In earlier times, societies relied extensively on “IOUs” (“I owe you”) to avert the need for settlement in specie. However, an IOU reliant economy is complex and fraught with financial stability risks. These problems can be overcome through clearing, netting and settlement, either without or with novation. From the perspective of creditors, the most expedient solution is for residual claims to be denominated in a large-scale, risk-free and divisible IOU that is analogous to settlement in specie, but without incurring the disadvantages of settlement in precious metal coins. If such solutions are not feasible, it is then desirable that (1) networks of IOUs are simplified through netting, and (2) residual claims are denominated in relatively high-quality claims, which can be readily converted into risk-free positions. The purpose of this paper is to explore how such outcomes have been achieved through the lens of history. As will be shown – whilst netting and settlement with novation is an effective technique to mitigate financial instability risks – it is only through central banks acting as correspondents to the domestic financial system that the drawbacks of the IOU economy can be alleviated to the largest extent in order to attain lean balance sheets, lower credit risk and improved financial stability.
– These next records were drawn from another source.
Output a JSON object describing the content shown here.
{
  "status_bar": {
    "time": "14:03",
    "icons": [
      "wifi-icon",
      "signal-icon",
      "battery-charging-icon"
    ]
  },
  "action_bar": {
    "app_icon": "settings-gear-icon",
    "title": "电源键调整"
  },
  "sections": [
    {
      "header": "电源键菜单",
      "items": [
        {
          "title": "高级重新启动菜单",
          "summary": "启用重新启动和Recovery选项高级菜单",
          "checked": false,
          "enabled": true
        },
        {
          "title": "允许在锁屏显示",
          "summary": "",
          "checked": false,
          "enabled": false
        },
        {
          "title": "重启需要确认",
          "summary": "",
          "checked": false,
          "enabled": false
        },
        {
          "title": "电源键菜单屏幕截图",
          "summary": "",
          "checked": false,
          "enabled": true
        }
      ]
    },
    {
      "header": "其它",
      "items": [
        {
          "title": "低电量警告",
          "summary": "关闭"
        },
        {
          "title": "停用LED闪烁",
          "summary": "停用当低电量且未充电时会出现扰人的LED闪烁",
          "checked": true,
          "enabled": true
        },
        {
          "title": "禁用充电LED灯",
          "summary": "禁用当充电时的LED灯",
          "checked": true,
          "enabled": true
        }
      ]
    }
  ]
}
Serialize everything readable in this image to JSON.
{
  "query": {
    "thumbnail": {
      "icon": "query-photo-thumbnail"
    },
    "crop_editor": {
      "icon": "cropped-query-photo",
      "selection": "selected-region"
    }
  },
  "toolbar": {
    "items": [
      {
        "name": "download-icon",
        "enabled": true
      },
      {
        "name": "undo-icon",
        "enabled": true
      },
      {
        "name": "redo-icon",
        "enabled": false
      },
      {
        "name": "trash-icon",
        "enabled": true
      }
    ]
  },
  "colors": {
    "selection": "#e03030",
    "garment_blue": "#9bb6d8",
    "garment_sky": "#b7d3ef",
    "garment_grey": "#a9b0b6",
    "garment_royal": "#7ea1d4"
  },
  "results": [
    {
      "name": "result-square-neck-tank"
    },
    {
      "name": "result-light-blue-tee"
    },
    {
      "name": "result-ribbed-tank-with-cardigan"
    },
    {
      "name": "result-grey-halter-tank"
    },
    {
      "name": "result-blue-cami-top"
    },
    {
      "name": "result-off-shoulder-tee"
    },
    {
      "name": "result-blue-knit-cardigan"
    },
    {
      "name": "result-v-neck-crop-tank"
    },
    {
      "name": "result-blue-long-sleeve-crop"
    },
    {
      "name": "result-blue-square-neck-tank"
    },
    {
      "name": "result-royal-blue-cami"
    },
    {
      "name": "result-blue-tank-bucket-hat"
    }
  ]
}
At the same time, such a solution also ensures that the financial system remains layered.
Ulrich Bindseil and George Pantelopoulos